▶ _Task objective_
Which of the lines below include the word "JSON"? Pull each one out.

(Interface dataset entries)
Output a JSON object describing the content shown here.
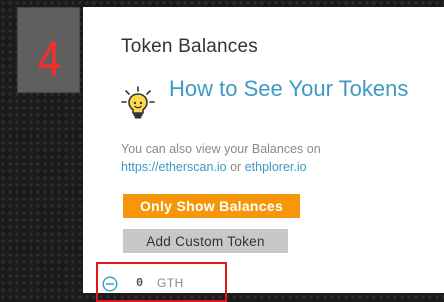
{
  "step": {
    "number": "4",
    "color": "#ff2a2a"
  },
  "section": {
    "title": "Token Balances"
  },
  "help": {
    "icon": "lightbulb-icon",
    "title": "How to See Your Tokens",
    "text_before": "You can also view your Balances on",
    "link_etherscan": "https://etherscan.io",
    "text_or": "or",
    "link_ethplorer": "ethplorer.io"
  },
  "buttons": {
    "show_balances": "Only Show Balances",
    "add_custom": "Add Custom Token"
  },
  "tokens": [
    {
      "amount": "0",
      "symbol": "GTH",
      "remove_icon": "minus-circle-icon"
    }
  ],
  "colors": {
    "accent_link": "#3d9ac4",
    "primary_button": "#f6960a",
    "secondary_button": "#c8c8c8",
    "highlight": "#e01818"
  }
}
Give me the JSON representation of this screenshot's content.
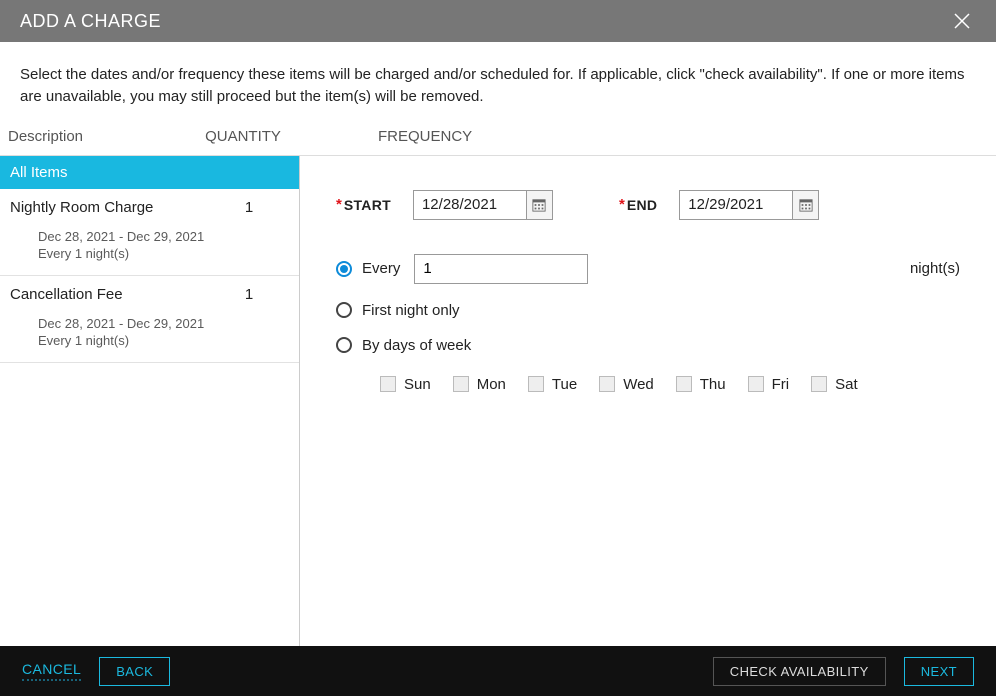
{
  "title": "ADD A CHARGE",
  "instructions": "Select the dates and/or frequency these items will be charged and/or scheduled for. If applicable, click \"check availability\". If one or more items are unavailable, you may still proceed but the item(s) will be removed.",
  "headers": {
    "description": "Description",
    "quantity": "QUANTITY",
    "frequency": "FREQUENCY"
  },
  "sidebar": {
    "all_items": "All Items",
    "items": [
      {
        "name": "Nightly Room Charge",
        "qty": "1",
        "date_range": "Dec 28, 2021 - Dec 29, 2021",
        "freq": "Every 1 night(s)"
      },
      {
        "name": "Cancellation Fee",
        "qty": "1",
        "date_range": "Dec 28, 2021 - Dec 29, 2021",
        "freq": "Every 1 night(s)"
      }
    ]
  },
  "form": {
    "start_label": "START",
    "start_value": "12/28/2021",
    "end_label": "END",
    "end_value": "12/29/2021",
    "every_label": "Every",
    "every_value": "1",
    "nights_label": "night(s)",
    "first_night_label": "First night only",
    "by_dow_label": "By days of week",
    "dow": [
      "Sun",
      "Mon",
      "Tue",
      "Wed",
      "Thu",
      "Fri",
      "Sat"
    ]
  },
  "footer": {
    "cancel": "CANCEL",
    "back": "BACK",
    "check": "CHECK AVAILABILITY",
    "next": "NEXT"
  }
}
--
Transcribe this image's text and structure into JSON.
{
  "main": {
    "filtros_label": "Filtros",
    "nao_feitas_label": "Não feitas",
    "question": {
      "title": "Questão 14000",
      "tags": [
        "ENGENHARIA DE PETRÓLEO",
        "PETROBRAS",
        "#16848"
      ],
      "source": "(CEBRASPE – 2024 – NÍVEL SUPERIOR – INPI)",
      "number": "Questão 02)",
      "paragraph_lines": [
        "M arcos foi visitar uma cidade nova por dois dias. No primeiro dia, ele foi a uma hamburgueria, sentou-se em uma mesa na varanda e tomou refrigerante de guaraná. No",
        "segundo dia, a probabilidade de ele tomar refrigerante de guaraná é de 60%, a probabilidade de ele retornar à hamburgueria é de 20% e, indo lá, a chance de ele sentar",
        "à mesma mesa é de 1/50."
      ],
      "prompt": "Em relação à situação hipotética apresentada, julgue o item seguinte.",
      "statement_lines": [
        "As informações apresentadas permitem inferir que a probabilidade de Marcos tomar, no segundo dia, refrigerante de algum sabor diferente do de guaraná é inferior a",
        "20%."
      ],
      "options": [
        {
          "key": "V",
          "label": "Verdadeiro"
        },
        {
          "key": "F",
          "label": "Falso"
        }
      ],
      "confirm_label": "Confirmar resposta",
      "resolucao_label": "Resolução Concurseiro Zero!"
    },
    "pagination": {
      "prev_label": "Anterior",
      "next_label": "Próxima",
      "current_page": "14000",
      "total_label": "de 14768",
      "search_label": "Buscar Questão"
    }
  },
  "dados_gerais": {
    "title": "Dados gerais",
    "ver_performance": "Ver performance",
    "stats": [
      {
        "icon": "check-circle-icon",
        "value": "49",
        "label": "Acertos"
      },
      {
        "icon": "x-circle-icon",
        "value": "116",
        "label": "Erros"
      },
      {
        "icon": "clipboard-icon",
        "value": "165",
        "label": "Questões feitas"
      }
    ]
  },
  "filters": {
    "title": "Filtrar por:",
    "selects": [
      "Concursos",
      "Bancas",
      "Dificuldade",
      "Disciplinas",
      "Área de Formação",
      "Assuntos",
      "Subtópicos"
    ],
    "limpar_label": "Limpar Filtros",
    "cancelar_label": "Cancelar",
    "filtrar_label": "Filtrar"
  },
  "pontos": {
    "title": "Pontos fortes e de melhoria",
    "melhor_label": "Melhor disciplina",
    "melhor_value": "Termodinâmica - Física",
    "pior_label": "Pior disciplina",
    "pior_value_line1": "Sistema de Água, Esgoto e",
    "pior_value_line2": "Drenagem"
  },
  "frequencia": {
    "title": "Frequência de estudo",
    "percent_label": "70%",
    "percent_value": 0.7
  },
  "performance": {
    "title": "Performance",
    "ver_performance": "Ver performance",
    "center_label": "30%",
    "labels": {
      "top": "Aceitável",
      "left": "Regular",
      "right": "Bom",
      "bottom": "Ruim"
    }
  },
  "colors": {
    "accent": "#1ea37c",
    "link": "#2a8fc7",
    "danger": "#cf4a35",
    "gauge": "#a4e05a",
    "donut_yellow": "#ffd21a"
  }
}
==
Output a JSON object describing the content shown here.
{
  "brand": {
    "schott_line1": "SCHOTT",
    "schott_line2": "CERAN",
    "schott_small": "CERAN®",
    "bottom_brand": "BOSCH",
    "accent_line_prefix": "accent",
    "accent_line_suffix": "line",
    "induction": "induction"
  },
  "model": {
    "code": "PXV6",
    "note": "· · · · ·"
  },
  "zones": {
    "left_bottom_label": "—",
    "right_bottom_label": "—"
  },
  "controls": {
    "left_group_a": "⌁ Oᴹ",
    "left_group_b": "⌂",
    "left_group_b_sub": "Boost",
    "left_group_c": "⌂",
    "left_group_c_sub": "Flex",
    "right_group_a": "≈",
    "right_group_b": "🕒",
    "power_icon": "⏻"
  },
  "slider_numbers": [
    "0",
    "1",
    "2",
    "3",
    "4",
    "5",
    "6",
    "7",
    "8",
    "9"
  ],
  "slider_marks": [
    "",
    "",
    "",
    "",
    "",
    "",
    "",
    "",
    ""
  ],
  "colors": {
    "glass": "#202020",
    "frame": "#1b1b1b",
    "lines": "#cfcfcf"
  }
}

▶ _Task result_
Output a JSON object describing the content shown here.
Give me the JSON representation of this screenshot's content.
Transcribe this image's text and structure into JSON.
Output a JSON object describing the content shown here.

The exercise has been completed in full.